After his Alzheimer's progressed, he would say "they will find a cure for it...the day I die!", he talked and even retained his Spanish through the advanced stages of the disease. His brain was so strong. 
I was so lucky to know him for the short time I did, and I will do my best to live my life while remembering all the things he taught me. I already started a bank account for Chinami, and although the cost of living is high and our salaries are modest, I am saving up all I can to buy us a home someday. We won't have many material things, all of that is nothing with nothing anyway, but we will have a good life, like Poppy would have wanted, and we will ALWAYS go in good health, and come back in good health. 


World Breastfeeding Week ~ my nursing relationship with Chinami

Happy World Breastfeeding Week!

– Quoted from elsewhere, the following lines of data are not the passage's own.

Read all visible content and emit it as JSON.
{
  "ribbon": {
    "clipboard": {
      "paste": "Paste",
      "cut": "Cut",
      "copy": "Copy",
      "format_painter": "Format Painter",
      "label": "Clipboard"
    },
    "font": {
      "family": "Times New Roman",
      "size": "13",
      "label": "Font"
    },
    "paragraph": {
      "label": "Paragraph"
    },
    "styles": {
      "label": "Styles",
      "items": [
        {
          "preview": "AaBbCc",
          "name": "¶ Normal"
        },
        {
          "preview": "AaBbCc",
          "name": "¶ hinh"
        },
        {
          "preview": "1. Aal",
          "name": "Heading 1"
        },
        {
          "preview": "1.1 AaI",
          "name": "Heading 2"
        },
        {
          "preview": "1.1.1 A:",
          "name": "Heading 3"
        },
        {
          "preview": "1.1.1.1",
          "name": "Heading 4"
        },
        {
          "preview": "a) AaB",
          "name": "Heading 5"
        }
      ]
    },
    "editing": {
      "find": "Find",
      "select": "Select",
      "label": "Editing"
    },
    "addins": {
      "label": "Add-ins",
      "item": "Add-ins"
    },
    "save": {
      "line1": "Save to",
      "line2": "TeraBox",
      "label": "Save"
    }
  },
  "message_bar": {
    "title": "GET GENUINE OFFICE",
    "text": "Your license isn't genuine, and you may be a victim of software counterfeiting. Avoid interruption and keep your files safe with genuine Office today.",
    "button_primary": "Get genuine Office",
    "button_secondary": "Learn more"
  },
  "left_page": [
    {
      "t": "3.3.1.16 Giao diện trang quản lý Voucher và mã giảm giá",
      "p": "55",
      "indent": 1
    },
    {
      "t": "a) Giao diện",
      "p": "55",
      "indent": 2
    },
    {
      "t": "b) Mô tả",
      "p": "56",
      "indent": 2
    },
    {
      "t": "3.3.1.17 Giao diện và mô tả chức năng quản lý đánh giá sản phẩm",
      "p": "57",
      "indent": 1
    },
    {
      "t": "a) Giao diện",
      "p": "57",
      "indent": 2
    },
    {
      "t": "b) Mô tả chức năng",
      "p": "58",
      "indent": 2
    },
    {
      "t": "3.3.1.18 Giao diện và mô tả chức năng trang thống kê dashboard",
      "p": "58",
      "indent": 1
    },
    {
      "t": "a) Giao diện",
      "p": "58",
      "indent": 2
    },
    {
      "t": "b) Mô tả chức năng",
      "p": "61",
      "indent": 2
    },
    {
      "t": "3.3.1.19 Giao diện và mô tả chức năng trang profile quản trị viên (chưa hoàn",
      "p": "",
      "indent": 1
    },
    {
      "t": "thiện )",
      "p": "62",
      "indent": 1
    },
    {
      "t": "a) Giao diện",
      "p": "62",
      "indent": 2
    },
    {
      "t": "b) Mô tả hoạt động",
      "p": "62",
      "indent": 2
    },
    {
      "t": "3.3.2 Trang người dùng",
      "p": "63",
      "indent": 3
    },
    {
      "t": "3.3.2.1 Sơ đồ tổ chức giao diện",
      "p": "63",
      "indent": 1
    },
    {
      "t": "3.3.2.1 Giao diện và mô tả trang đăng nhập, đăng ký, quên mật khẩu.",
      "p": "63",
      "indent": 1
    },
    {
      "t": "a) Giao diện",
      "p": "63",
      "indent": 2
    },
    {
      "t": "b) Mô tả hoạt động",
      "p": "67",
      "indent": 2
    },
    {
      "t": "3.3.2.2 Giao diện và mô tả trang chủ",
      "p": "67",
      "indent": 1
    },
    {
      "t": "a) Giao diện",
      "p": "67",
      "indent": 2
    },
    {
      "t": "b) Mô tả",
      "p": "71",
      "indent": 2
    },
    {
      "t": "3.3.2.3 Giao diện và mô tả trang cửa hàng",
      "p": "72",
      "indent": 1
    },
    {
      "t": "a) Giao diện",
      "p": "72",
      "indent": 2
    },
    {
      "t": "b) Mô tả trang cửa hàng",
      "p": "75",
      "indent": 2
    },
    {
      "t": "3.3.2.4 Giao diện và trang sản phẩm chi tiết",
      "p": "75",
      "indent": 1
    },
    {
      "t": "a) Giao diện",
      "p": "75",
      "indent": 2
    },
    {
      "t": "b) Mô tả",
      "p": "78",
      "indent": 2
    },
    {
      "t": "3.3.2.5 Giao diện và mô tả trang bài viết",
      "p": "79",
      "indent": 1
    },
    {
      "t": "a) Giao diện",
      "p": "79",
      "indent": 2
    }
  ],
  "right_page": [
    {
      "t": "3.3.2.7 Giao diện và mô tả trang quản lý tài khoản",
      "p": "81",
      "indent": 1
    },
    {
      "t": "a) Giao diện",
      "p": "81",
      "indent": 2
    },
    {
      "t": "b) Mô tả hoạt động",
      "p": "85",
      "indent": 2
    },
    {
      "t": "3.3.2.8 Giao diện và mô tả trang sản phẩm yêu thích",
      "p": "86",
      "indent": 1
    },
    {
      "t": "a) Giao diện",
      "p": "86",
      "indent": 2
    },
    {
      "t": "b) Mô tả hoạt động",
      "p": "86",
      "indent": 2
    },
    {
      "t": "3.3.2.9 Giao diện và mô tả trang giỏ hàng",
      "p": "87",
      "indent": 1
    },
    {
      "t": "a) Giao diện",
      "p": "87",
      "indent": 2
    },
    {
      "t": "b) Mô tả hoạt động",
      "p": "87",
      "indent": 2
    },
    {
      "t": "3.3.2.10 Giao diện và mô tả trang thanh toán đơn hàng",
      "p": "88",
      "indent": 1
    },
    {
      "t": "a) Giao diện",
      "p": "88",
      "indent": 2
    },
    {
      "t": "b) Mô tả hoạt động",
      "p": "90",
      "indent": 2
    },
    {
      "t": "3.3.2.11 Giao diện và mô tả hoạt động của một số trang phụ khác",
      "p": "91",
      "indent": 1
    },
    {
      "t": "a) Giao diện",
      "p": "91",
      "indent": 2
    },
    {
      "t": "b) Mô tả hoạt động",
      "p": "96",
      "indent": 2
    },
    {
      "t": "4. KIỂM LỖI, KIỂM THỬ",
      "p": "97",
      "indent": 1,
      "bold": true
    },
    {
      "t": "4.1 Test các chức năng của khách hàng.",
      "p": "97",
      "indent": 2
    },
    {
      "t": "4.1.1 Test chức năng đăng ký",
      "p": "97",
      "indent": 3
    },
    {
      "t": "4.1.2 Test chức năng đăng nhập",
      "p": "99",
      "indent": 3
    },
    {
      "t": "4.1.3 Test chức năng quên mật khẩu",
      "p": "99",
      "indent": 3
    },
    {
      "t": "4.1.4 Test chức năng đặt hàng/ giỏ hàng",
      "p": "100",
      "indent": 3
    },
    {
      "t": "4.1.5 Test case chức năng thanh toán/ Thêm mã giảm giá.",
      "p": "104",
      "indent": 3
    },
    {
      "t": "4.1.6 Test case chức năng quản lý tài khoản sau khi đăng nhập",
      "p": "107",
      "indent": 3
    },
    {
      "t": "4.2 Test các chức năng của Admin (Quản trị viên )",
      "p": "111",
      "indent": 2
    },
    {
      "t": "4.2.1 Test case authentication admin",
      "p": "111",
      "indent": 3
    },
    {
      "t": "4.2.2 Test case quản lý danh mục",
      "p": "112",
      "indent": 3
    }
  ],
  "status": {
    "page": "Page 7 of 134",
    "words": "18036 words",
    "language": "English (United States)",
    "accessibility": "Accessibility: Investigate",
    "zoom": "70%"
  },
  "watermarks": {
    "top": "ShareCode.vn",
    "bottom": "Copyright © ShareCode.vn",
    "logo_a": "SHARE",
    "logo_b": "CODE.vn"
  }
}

Chinami has been breastfeeding for almost 13 months now.  She knows the ASL "milk" sign and is never shy to let me know she wants some! She loves breastmilk and I think sometimes uses the "milk" sign to communicate how much she loves it sometimes, rather than simply communicating a need.  Sometimes, in the morning, while she is having her first nurse after waking up, she will look at Yasushi and sign "milk" happily.
Yes, at 1 year old she "still" nurses, she "still" has "dream feeds" 2-3 times between 8pm and 8am, and she is a big, chubby, healthy, happy, smart little girl!
I am very lucky that I have had no problems breastfeeding.  A little bit of soreness the first couple weeks from a shallow latch, ice packs and nipple cream helped, and then one bout of mastitis at around 9 months, and that was it. I had an abundant supply as well and was able to pump a good freezer stash.
I had no special techniques or help, just read a lot of research and had my doula and midwife show me how, but mostly, it was Chinami who led the way. We let her latch on soon after birth, and for the next few days, we stayed in bed together, me recovering, her nursing whenever she wanted. After three days, my milk came in.
I always knew she was getting enough because I could hear her gulping the milk down, sometimes there was even too much and she would start coughing, which was adorable.
In the beginning, I nursed with her curled up in my lap and leaned over to her.  Now I mostly nurse her laying in bed before she sleeps or after she wakes up. She also can walk to where I am sitting, and if I lift my shirt, she will latch on.  She will also grab my breast and guide it into her mouth while asleep, which makes night feedings very easy for me!
If for some reason, I wasn't able to breastfeed (which medically is a rare occurrence) I would have used donor milk. I believe more widespread milk sharing would help so many families, particularly low-income families. If I hadn't been able to breastfeed, and didn't know about donor milk, I would have had a lot of trouble covering the cost of formula, and in that case I would have been glad to convert to cow's milk at 12 months. But more than the cost, having to heat and prepare formula as many as 8-10x a day for the first few months, and all that washing by hand, would have been absolutely exhausting!
Along with all the other decisions I made for Chinami, I am glad I chose to breastfeed. It's so simple, breast really is best. There is no scientific research that would suggest otherwise.
I hope that I have at least one more year to share this special bond with Chinami.